Function & Beauty: My Landscape Architecture Internship at Smithsonian Gardens
Hello! My name is Sarah Gorney, and I was the Landscape Architecture Intern for the Smithsonian Gardens this summer. I am studying Landscape Architecture at Texas Tech University and will be a senior this fall. Despite attending school in Texas, I am actually from the DC Metro area, so it was great to be home for the summer! And even better was being able to work for the Smithsonian Gardens.
Before I get into some of the many projects I worked on, I’d like to share a small bit about Landscape Architecture. Many people I have run into have been confused as to what Landscape Architecture really is or what we do. Landscape Architecture is defined by the American Society of Landscape Architects (ASLA) as,
“…the analysis, planning, design, management, and stewardship of the natural and built environments.

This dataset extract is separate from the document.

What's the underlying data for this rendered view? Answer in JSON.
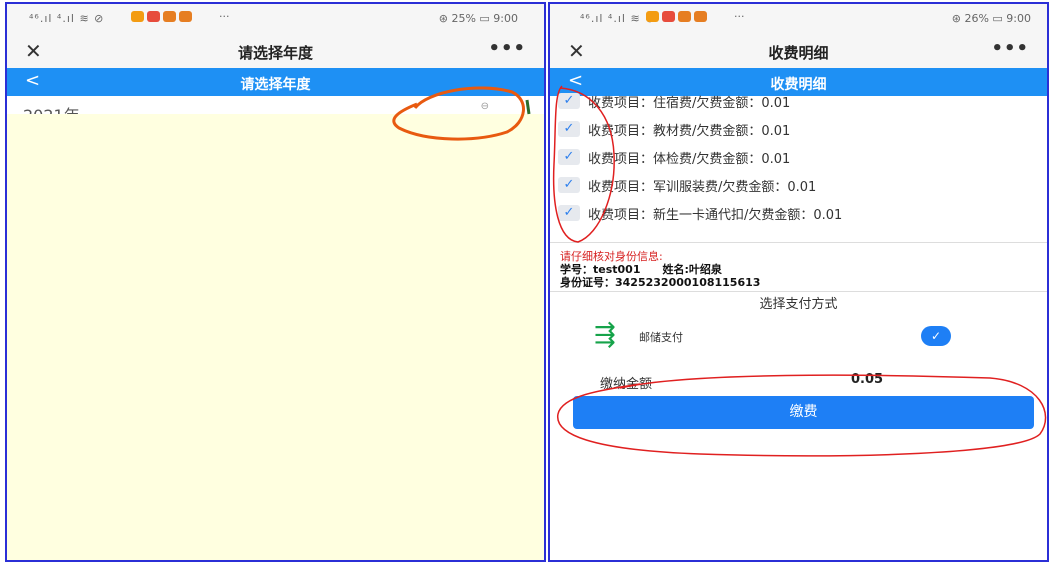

Types of projects include: Residential, parks and recreation, monuments, urban design, streetscapes and public spaces, transportation corridors and facilities, gardens and arboreta, security design, hospitality and resorts, institutional, academic campuses, therapeutic gardens, historic preservation and restoration, reclamation, conservation, corporate and commercial, landscape art and earth sculpture, interior landscapes, and more. Landscape architects have advanced education and professional training and are licensed in 50 states” (asla.org).
I am thrilled to be studying in a profession that is this diverse, and I was able to see all this in action at the Smithsonian Gardens.
This summer has truly been an amazing experience. Landscape Architecture is a synthesis between the built and natural environment, and the Smithsonian Gardens embody this concept to the fullest. Studying under this organization has allowed me to glean insight into an extremely successful set of on- going designs and what they entail; things such as what factors and issues impact design, the upkeep and daily maintenance of the grounds, cultural requirements, how the gardens relate to specific architecture or time periods, horticultural practices, sustainability, and storm water management.
My work this summer included projects for every museum at the Smithsonian, including the new National Museum of African American History and Culture slated to open in 2015. I worked on planting plans for multiple museums, coordinated with and prepared documents for professionals from multiple disciplines, completed square footage studies, updated AutoCAD plans for the new bike racks around the Mall, helped coordinate and create cost estimates, develop design concepts for the work and storage area at the Ripley Garden, put together plans for a grant proposal for a bird garden outside the National Museum of Natural History, and much more. I also developed design concepts for the re-design of the Alexander Calder sculpture area (the area outside of the National Museum of American History that used to house the Gwenfritz sculpture). The sculpture was relocated in 1983, but is now being re-installed in its original location on the west side of the museum. In addition, I have gone to more meetings than I can count with professionals all over the Smithsonian and was able to work one-on–one with my boss to really get a feel for what he does.
Getting to experience the issues, specifications, requirements, construction, and coordination that these projects entail has given me extremely valuable insight into the process of how a design is actually constructed. This knowledge will be integral as I grow as a Landscape Architect to design projects that are just as feasible to construct and functional as they are beautiful.
-Sarah Gorney, Summer 2013 Landscape Architecture Intern